TO DO:
Select the lines below containing the word "screenshot".

Component data from apps and pages:

↓

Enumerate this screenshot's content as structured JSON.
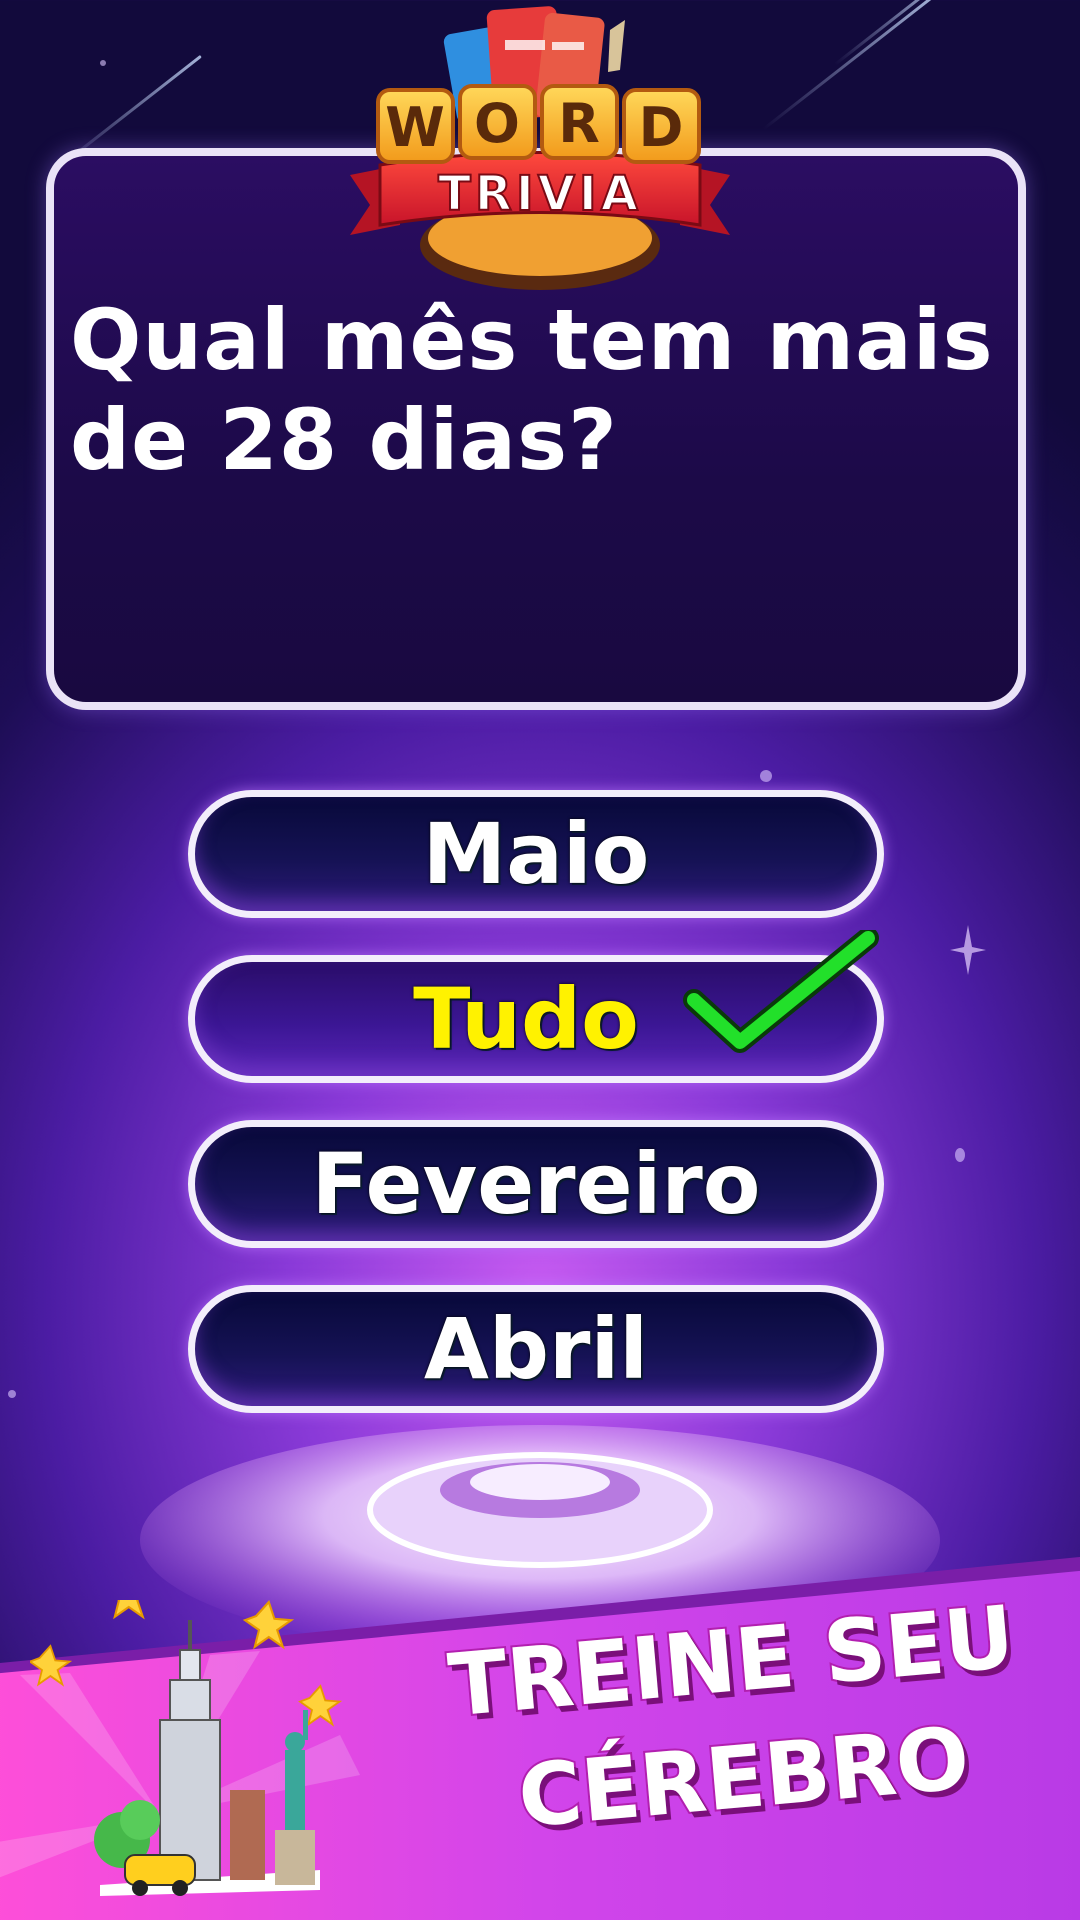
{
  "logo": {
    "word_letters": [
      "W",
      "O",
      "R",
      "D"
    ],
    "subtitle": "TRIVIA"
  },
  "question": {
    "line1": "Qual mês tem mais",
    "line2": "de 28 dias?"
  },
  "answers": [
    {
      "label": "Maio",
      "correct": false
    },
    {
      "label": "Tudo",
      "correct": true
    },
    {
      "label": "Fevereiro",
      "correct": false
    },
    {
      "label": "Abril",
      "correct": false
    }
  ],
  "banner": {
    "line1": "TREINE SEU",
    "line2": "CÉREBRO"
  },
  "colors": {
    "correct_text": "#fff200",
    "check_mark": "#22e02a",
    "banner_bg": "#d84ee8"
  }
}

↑
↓

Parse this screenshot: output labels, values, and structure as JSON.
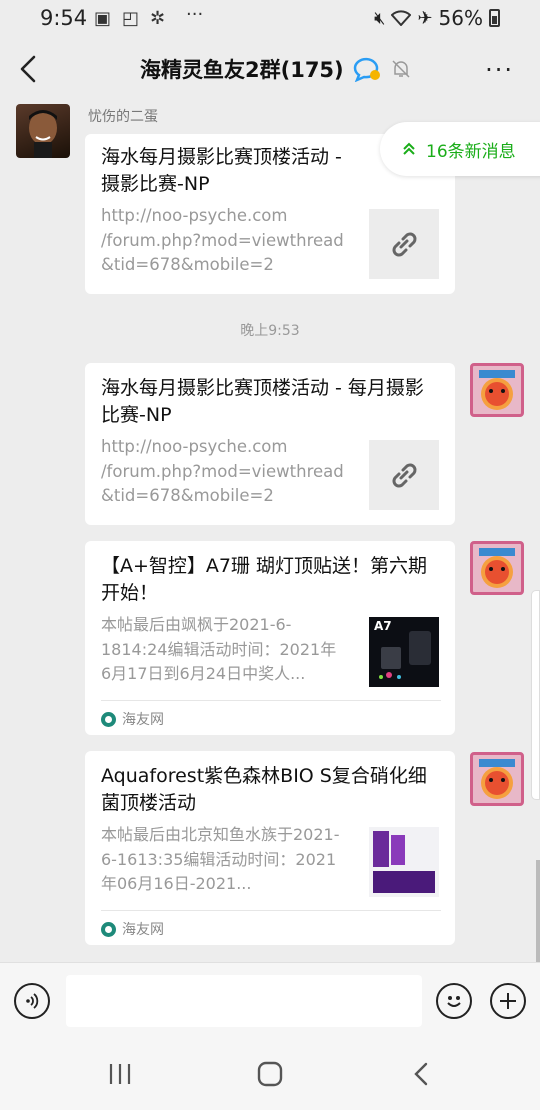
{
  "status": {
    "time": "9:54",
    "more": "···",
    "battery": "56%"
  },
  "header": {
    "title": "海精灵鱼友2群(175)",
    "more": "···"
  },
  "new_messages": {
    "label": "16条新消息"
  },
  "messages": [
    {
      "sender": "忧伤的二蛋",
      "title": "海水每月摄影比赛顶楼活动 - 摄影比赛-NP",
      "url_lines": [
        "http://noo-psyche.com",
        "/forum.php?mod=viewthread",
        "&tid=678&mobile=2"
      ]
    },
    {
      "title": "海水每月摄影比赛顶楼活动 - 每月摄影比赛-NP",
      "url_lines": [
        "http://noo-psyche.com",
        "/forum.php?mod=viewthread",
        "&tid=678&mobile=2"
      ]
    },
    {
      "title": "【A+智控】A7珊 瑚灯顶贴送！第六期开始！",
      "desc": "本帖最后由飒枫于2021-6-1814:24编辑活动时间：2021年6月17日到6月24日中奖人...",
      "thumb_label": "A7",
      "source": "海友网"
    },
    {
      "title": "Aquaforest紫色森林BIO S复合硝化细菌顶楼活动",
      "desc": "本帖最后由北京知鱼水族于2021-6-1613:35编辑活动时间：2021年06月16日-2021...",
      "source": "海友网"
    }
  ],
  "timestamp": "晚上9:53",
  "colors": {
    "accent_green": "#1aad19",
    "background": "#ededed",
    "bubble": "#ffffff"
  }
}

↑

RESPONSE TO THIS EXERCISE:
Enumerate this screenshot's content as structured JSON.
Parse this screenshot: output labels, values, and structure as JSON.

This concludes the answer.